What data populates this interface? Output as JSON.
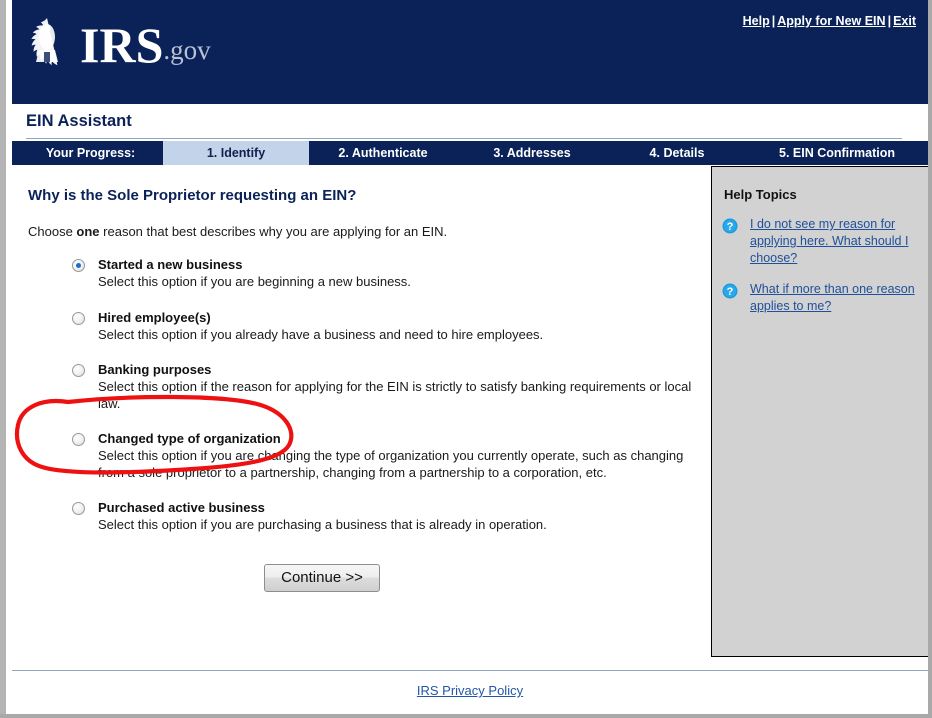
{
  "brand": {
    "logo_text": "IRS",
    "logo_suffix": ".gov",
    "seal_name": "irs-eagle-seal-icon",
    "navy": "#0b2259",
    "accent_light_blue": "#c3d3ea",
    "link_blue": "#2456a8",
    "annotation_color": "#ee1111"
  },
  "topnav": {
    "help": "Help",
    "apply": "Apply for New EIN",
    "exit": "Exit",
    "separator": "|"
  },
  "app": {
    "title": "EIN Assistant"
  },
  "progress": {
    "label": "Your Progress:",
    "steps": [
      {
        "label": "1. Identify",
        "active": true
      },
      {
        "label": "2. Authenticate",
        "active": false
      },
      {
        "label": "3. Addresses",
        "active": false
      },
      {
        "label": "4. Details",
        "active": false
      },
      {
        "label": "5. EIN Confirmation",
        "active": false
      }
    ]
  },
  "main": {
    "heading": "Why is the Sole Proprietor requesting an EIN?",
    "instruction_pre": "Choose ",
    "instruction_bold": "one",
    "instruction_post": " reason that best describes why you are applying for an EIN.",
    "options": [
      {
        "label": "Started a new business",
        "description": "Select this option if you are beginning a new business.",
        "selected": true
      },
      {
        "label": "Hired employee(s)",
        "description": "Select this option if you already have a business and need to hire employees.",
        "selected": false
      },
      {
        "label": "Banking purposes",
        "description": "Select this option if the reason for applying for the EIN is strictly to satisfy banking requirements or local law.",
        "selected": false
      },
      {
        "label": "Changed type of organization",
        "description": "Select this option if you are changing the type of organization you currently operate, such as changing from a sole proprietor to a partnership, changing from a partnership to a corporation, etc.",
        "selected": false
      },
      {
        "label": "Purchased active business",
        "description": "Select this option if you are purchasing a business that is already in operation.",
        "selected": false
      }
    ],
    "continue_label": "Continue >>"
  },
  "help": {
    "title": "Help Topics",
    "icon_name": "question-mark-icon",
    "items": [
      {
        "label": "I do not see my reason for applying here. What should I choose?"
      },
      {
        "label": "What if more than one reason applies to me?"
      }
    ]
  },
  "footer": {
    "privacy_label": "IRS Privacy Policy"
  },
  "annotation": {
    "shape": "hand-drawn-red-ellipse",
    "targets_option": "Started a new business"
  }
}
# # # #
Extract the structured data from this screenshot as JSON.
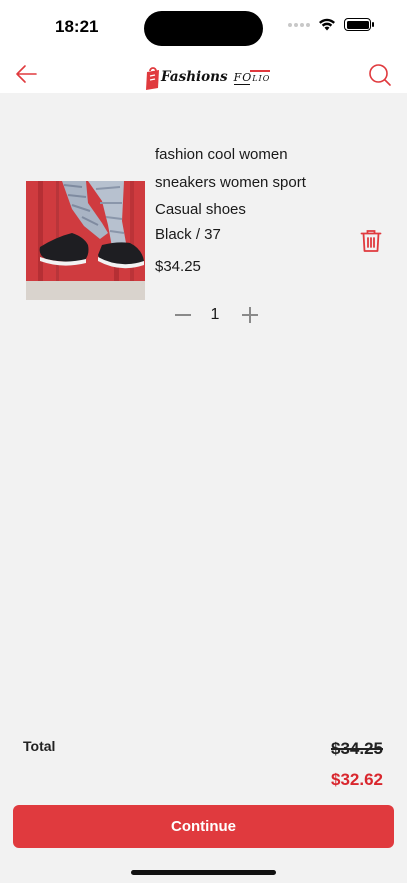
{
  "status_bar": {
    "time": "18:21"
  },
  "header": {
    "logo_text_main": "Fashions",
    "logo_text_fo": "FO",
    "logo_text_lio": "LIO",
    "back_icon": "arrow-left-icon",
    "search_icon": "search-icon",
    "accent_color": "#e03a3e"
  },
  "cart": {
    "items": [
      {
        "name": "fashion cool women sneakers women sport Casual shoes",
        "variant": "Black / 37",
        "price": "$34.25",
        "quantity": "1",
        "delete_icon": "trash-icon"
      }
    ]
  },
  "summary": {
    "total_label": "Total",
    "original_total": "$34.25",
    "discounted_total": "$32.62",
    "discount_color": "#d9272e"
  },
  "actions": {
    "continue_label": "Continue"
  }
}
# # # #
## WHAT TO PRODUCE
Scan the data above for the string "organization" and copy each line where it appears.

## EXERCISE RESULT
        "label": "Changed type of organization",
        "description": "Select this option if you are changing the type of organization you currently operate, such as changing from a sole proprietor to a partnership, changing from a partnership to a corporation, etc.",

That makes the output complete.